Below are the records; pull every line that includes "body".

(Data about app and page elements)
-- Opening Marker --

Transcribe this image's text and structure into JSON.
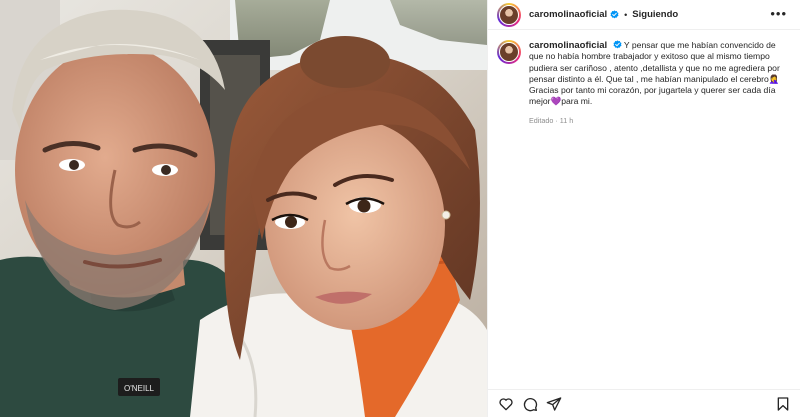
{
  "header": {
    "username": "caromolinaoficial",
    "separator": "•",
    "follow_state": "Siguiendo",
    "more_icon": "more-horizontal-icon"
  },
  "caption": {
    "username": "caromolinaoficial",
    "text_line1": "Y pensar que me habían convencido de que no había hombre trabajador y exitoso que al mismo tiempo pudiera ser cariñoso , atento ,detallista y que no me agrediera por pensar distinto a él. Que tal , me habían manipulado el cerebro🤦‍♀️",
    "text_line2": "Gracias por tanto mi corazón, por jugartela y querer ser cada día mejor💜para mi.",
    "edited": "Editado",
    "dot": "·",
    "time": "11 h"
  },
  "actions": {
    "like_icon": "heart-icon",
    "comment_icon": "comment-icon",
    "share_icon": "share-icon",
    "save_icon": "bookmark-icon"
  },
  "photo": {
    "shirt_brand": "O'NEILL"
  },
  "colors": {
    "verified": "#0095f6",
    "border": "#efefef",
    "muted": "#8e8e8e"
  }
}
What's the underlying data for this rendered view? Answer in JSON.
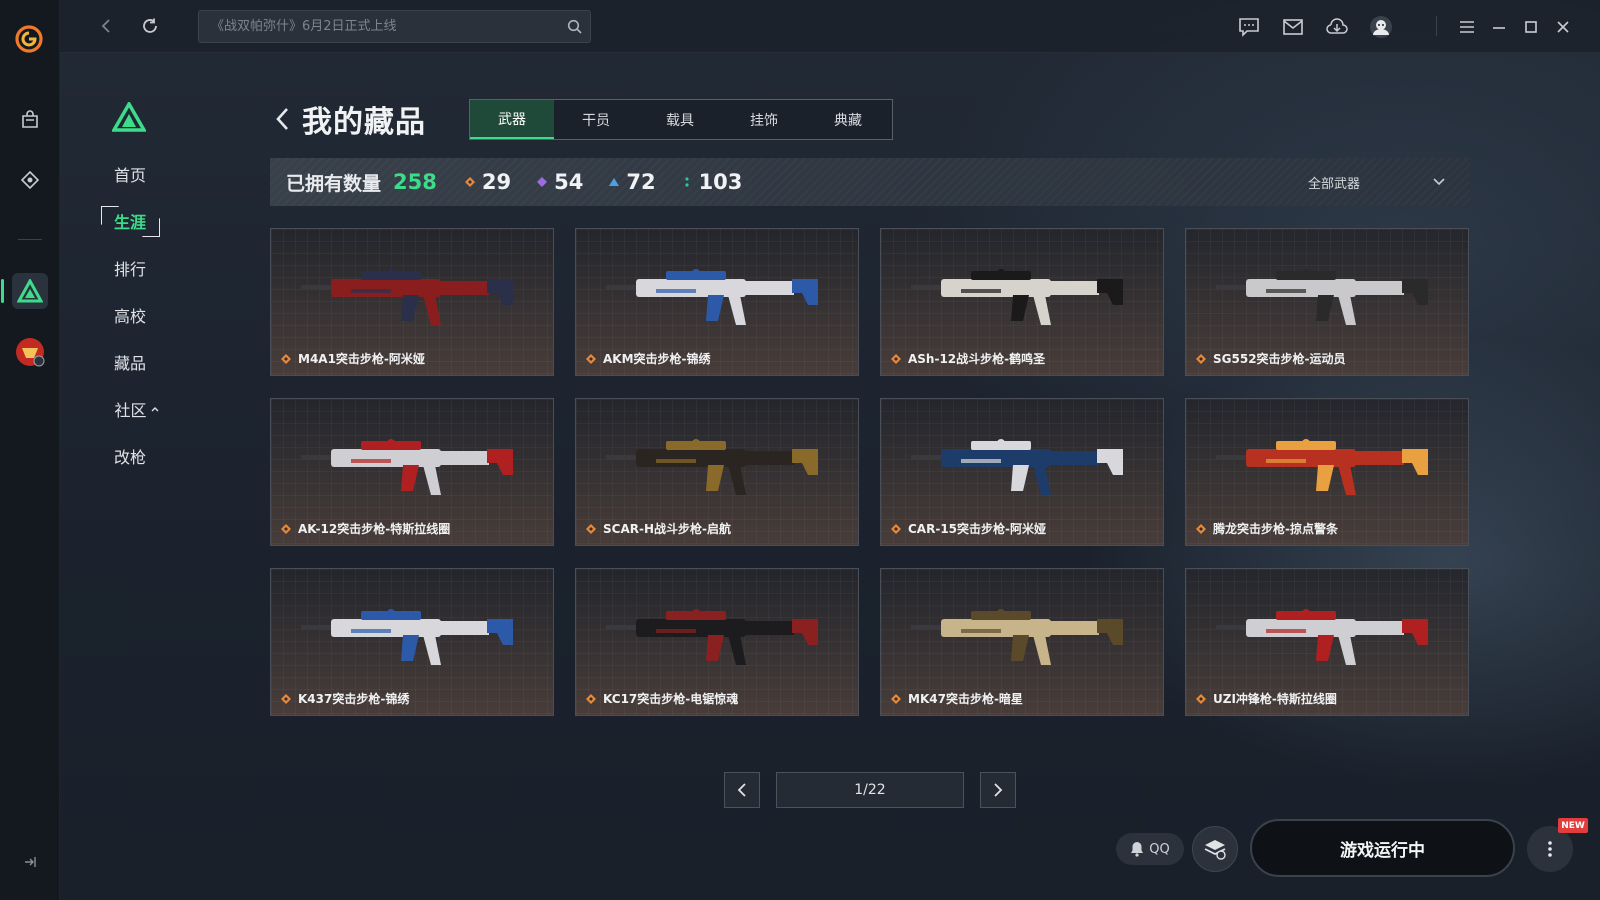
{
  "colors": {
    "accent": "#3ddc8a",
    "gold": "#e8893a",
    "purple": "#9b6bdf",
    "blue": "#4aa0e6",
    "teal": "#2ec4a4"
  },
  "topbar": {
    "search_placeholder": "《战双帕弥什》6月2日正式上线",
    "icons": [
      "chat-icon",
      "mail-icon",
      "download-icon",
      "avatar-icon",
      "menu-icon",
      "minimize-icon",
      "maximize-icon",
      "close-icon"
    ]
  },
  "rail": {
    "icons": [
      "app-logo",
      "bag-icon",
      "tag-icon",
      "game-logo-active",
      "cf-game-icon"
    ]
  },
  "sidebar": {
    "items": [
      {
        "label": "首页"
      },
      {
        "label": "生涯",
        "active": true
      },
      {
        "label": "排行"
      },
      {
        "label": "高校"
      },
      {
        "label": "藏品"
      },
      {
        "label": "社区"
      },
      {
        "label": "改枪"
      }
    ]
  },
  "page": {
    "title": "我的藏品"
  },
  "tabs": [
    {
      "label": "武器",
      "active": true
    },
    {
      "label": "干员"
    },
    {
      "label": "载具"
    },
    {
      "label": "挂饰"
    },
    {
      "label": "典藏"
    }
  ],
  "stats": {
    "owned_label": "已拥有数量",
    "owned_value": "258",
    "rarities": [
      {
        "color": "#e8893a",
        "value": "29"
      },
      {
        "color": "#9b6bdf",
        "value": "54"
      },
      {
        "color": "#4aa0e6",
        "value": "72"
      },
      {
        "color": "#2ec4a4",
        "value": "103"
      }
    ],
    "filter_label": "全部武器"
  },
  "items": [
    {
      "name": "M4A1突击步枪-阿米娅",
      "body": "#8a1e1e",
      "accent": "#2a2f4a"
    },
    {
      "name": "AKM突击步枪-锦绣",
      "body": "#d8d8dc",
      "accent": "#2c5aa8"
    },
    {
      "name": "ASh-12战斗步枪-鹤鸣圣",
      "body": "#d6d2cc",
      "accent": "#1a1a1a"
    },
    {
      "name": "SG552突击步枪-运动员",
      "body": "#c9c9cc",
      "accent": "#2a2a2a"
    },
    {
      "name": "AK-12突击步枪-特斯拉线圈",
      "body": "#cfcfd3",
      "accent": "#b02020"
    },
    {
      "name": "SCAR-H战斗步枪-启航",
      "body": "#2a2520",
      "accent": "#8a6a2a"
    },
    {
      "name": "CAR-15突击步枪-阿米娅",
      "body": "#1d3c6a",
      "accent": "#d8d8dc"
    },
    {
      "name": "腾龙突击步枪-掠点警条",
      "body": "#b83020",
      "accent": "#e8a040"
    },
    {
      "name": "K437突击步枪-锦绣",
      "body": "#d8d8dc",
      "accent": "#2c5aa8"
    },
    {
      "name": "KC17突击步枪-电锯惊魂",
      "body": "#1c1c1e",
      "accent": "#8a2020"
    },
    {
      "name": "MK47突击步枪-暗星",
      "body": "#c8b48a",
      "accent": "#5a4a2a"
    },
    {
      "name": "UZI冲锋枪-特斯拉线圈",
      "body": "#cfcfd3",
      "accent": "#b02020"
    }
  ],
  "pager": {
    "text": "1/22"
  },
  "footer": {
    "qq_label": "QQ",
    "launch_label": "游戏运行中",
    "new_badge": "NEW"
  }
}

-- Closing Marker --

- Reply to the task
      "body": "#8a1e1e",
      "body": "#d8d8dc",
      "body": "#d6d2cc",
      "body": "#c9c9cc",
      "body": "#cfcfd3",
      "body": "#2a2520",
      "body": "#1d3c6a",
      "body": "#b83020",
      "body": "#d8d8dc",
      "body": "#1c1c1e",
      "body": "#c8b48a",
      "body": "#cfcfd3",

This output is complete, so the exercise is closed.